One of my friends asked me this question last week. I thought of sharing it here for anyone else who may have the same question.
There are two aspects to this: technical, and the other is the people/cultural aspect.
They are a development team; it’s their job, it’s their duty to build secure software. Why does the dev team need convincing? Do they need convincing on building a feature, or do they need convincing to do unit testing? They don’t. Why security issues are any different?
If Dev teams are reluctant; It goes on to show deeper issues. Suppose they are unwilling to push fixes on production, which doesn’t speak well, to begin with, about the team, or the company culture, engineering teams culture or their competency as software engineers. They shouldn’t be reluctant to push the fixes. Instead, they should be reluctant to pushing bugs on production. There is a massive likelihood that the organization may have blamed them for a security or production incident in the past.
That’s the people/cultural side to it;
Now, let’s look at the technical aspect.
Suppose the team is just worried that fix may break things.

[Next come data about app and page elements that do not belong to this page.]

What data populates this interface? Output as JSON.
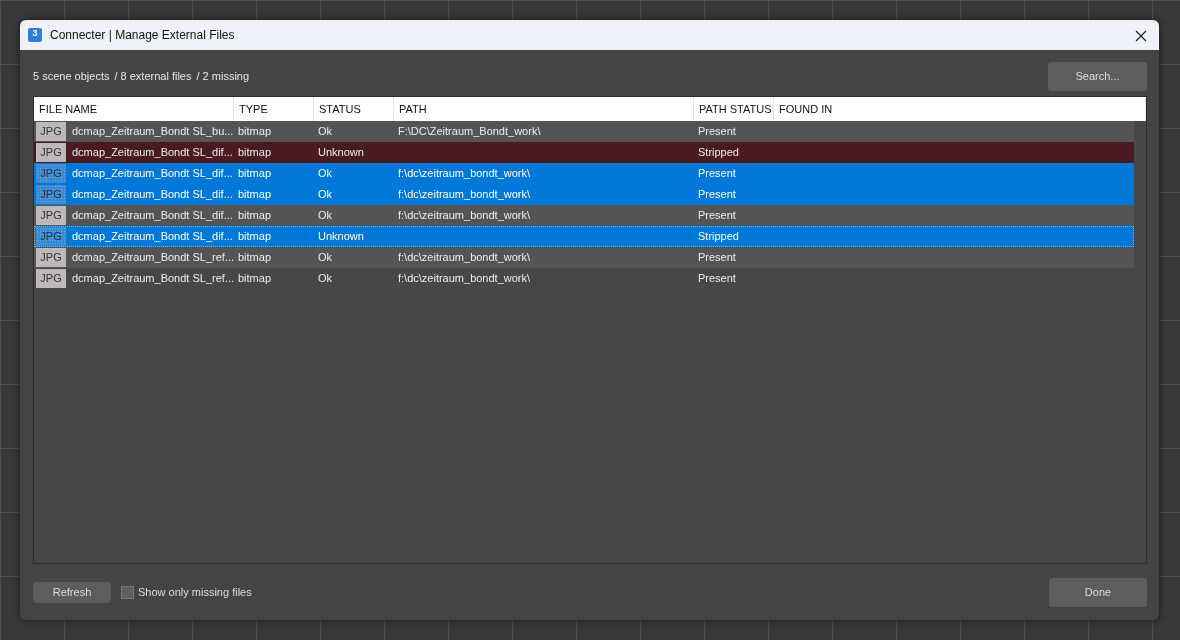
{
  "window": {
    "title": "Connecter | Manage External Files",
    "icon_text": "3"
  },
  "summary": {
    "scene_objects": "5 scene objects",
    "external_files": "/ 8 external files",
    "missing": "/ 2 missing"
  },
  "search_button": "Search...",
  "table": {
    "columns": [
      "FILE NAME",
      "TYPE",
      "STATUS",
      "PATH",
      "PATH STATUS",
      "FOUND IN"
    ],
    "rows": [
      {
        "thumb": "JPG",
        "file_name": "dcmap_Zeitraum_Bondt SL_bu...",
        "type": "bitmap",
        "status": "Ok",
        "path": "F:\\DC\\Zeitraum_Bondt_work\\",
        "path_status": "Present",
        "selected": false,
        "missing": false,
        "focused": false
      },
      {
        "thumb": "JPG",
        "file_name": "dcmap_Zeitraum_Bondt SL_dif...",
        "type": "bitmap",
        "status": "Unknown",
        "path": "",
        "path_status": "Stripped",
        "selected": false,
        "missing": true,
        "focused": false
      },
      {
        "thumb": "JPG",
        "file_name": "dcmap_Zeitraum_Bondt SL_dif...",
        "type": "bitmap",
        "status": "Ok",
        "path": "f:\\dc\\zeitraum_bondt_work\\",
        "path_status": "Present",
        "selected": true,
        "focused": false
      },
      {
        "thumb": "JPG",
        "file_name": "dcmap_Zeitraum_Bondt SL_dif...",
        "type": "bitmap",
        "status": "Ok",
        "path": "f:\\dc\\zeitraum_bondt_work\\",
        "path_status": "Present",
        "selected": true,
        "focused": false
      },
      {
        "thumb": "JPG",
        "file_name": "dcmap_Zeitraum_Bondt SL_dif...",
        "type": "bitmap",
        "status": "Ok",
        "path": "f:\\dc\\zeitraum_bondt_work\\",
        "path_status": "Present",
        "selected": false,
        "missing": false,
        "focused": false
      },
      {
        "thumb": "JPG",
        "file_name": "dcmap_Zeitraum_Bondt SL_dif...",
        "type": "bitmap",
        "status": "Unknown",
        "path": "",
        "path_status": "Stripped",
        "selected": true,
        "focused": true
      },
      {
        "thumb": "JPG",
        "file_name": "dcmap_Zeitraum_Bondt SL_ref...",
        "type": "bitmap",
        "status": "Ok",
        "path": "f:\\dc\\zeitraum_bondt_work\\",
        "path_status": "Present",
        "selected": false,
        "missing": false,
        "focused": false
      },
      {
        "thumb": "JPG",
        "file_name": "dcmap_Zeitraum_Bondt SL_ref...",
        "type": "bitmap",
        "status": "Ok",
        "path": "f:\\dc\\zeitraum_bondt_work\\",
        "path_status": "Present",
        "selected": false,
        "missing": false,
        "focused": false
      }
    ]
  },
  "footer": {
    "refresh_button": "Refresh",
    "show_missing": {
      "label": "Show only missing files",
      "checked": false
    },
    "done_button": "Done"
  }
}
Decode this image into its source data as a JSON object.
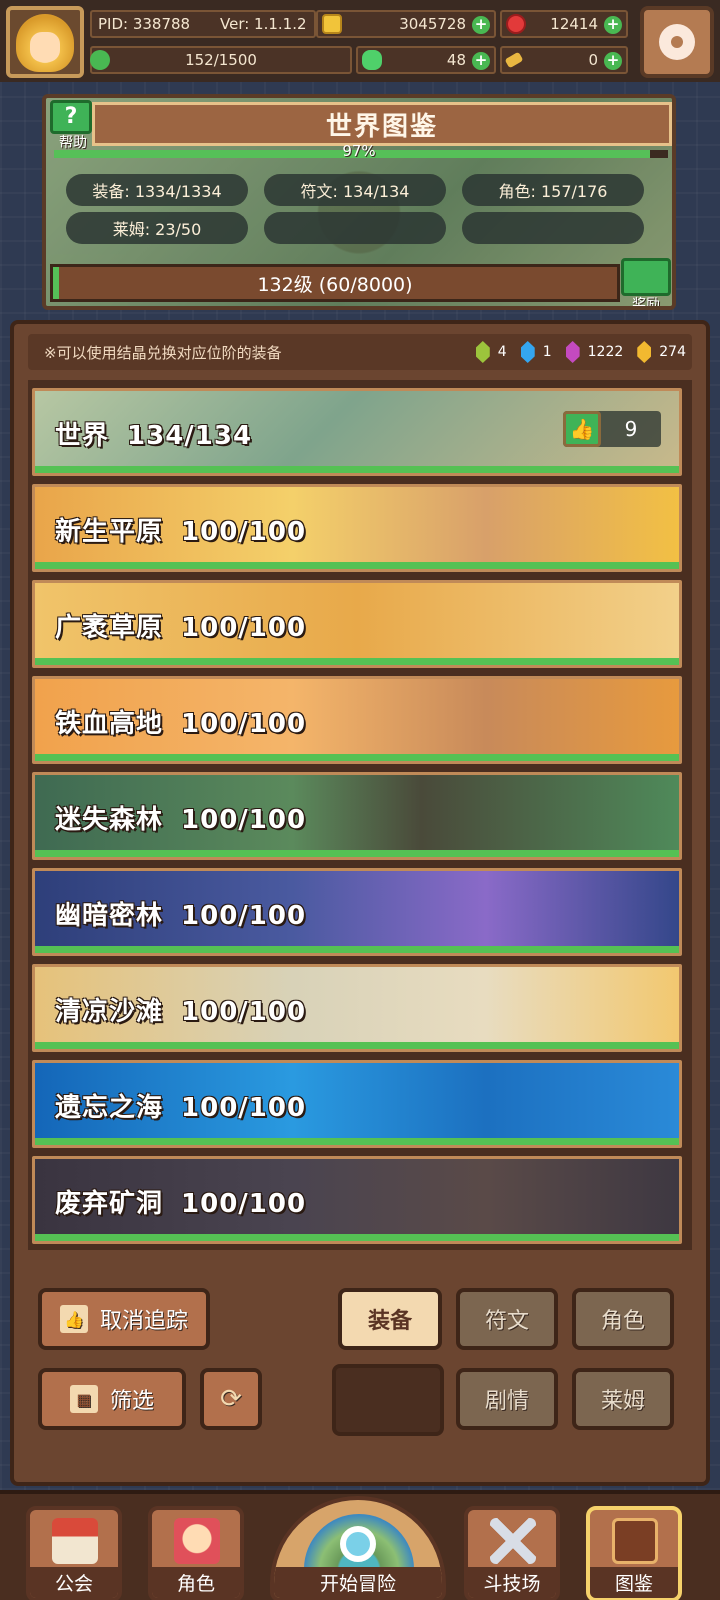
{
  "topbar": {
    "pid": "PID: 338788",
    "version": "Ver: 1.1.1.2",
    "gold": "3045728",
    "gems": "12414",
    "exp": "152/1500",
    "clover": "48",
    "keys": "0"
  },
  "encyclopedia": {
    "title": "世界图鉴",
    "help_label": "帮助",
    "progress_text": "97%",
    "progress_fraction": 0.97,
    "categories": [
      {
        "label": "装备: 1334/1334"
      },
      {
        "label": "符文: 134/134"
      },
      {
        "label": "角色: 157/176"
      },
      {
        "label": "莱姆: 23/50"
      },
      {
        "label": ""
      },
      {
        "label": ""
      }
    ],
    "level_text": "132级 (60/8000)",
    "level_fraction": 0.0075,
    "reward_label": "奖励"
  },
  "notice": {
    "text": "※可以使用结晶兑换对应位阶的装备",
    "crystals": [
      {
        "name": "green-crystal",
        "count": "4",
        "color": "#9cc43c"
      },
      {
        "name": "blue-crystal",
        "count": "1",
        "color": "#34a6f0"
      },
      {
        "name": "purple-crystal",
        "count": "1222",
        "color": "#c44ac0"
      },
      {
        "name": "gold-crystal",
        "count": "274",
        "color": "#f2b930"
      }
    ]
  },
  "regions": [
    {
      "name": "世界",
      "count": "134/134",
      "likes": "9",
      "bg": "map"
    },
    {
      "name": "新生平原",
      "count": "100/100",
      "bg": "autumn"
    },
    {
      "name": "广袤草原",
      "count": "100/100",
      "bg": "wheat"
    },
    {
      "name": "铁血高地",
      "count": "100/100",
      "bg": "highland"
    },
    {
      "name": "迷失森林",
      "count": "100/100",
      "bg": "forest"
    },
    {
      "name": "幽暗密林",
      "count": "100/100",
      "bg": "dark"
    },
    {
      "name": "清凉沙滩",
      "count": "100/100",
      "bg": "beach"
    },
    {
      "name": "遗忘之海",
      "count": "100/100",
      "bg": "sea"
    },
    {
      "name": "废弃矿洞",
      "count": "100/100",
      "bg": "mine"
    },
    {
      "name": "",
      "count": "",
      "bg": "cosmic"
    }
  ],
  "controls": {
    "untrack": "取消追踪",
    "filter": "筛选",
    "tabs": {
      "equipment": "装备",
      "runes": "符文",
      "characters": "角色",
      "story": "剧情",
      "slime": "莱姆"
    }
  },
  "nav": {
    "guild": "公会",
    "character": "角色",
    "start": "开始冒险",
    "arena": "斗技场",
    "codex": "图鉴"
  },
  "colors": {
    "accent_green": "#55c154",
    "panel_brown": "#6b4530",
    "active_tab": "#f3d9b0"
  }
}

There are multiple ways to solve it. They can push the fixes in the test environment first to see if it’s working exactly the way it should be, or they can do a blue-green deployment. They can do it only for 1% of their customer base and monitor for potential issues and see if everything is working as it should. If it seems to be working well, they can gradually do it for 99% of their customer base.
If the prioritization method is defined and made available to all, the business can take the call and decide, but the CTO/CEO should accept that Risk. Someone in the Leadership team must bear the risk that if this isn’t fixed, the user’s data or company information is at stake, depending on the impact. That’s part of good corporate governance.
Our job is to surface security issues and help the business make the right decisions. Our job is not to get every security bug fixed. Our job is to help the team prioritize the right issues to fix in the right way. Our job is not to force them to do something by a specific date.
Our job is that we evangelize, educate, and make a solid argument and propose a solution based on the data and metrics to convince.
Risk Management is nothing but being aware of your downsides and managing them. Security Issues could have a downside. If there are the downsides, there are the upsides of not fixing an issue.
Security issues are a risk. Security issues go into your risk register, saying:
“The security team identified and surfaced a risk and decided to accept the risk for so and so reason.”
The Risk can be Accepted, Mitigated, Avoided or transferred:
- Accepted means we accept the Risk because our engineering team is reluctant to fix this in production.
- Mitigate: Our team decided to fix the issue in production.
- Avoid: We brought down the application because it wasn’t being used and was worth fixing the issue.
- Transferred: It’s too complex or time-consuming; let’s outsource it instead of building it ourself, or get cybersecurity insurance.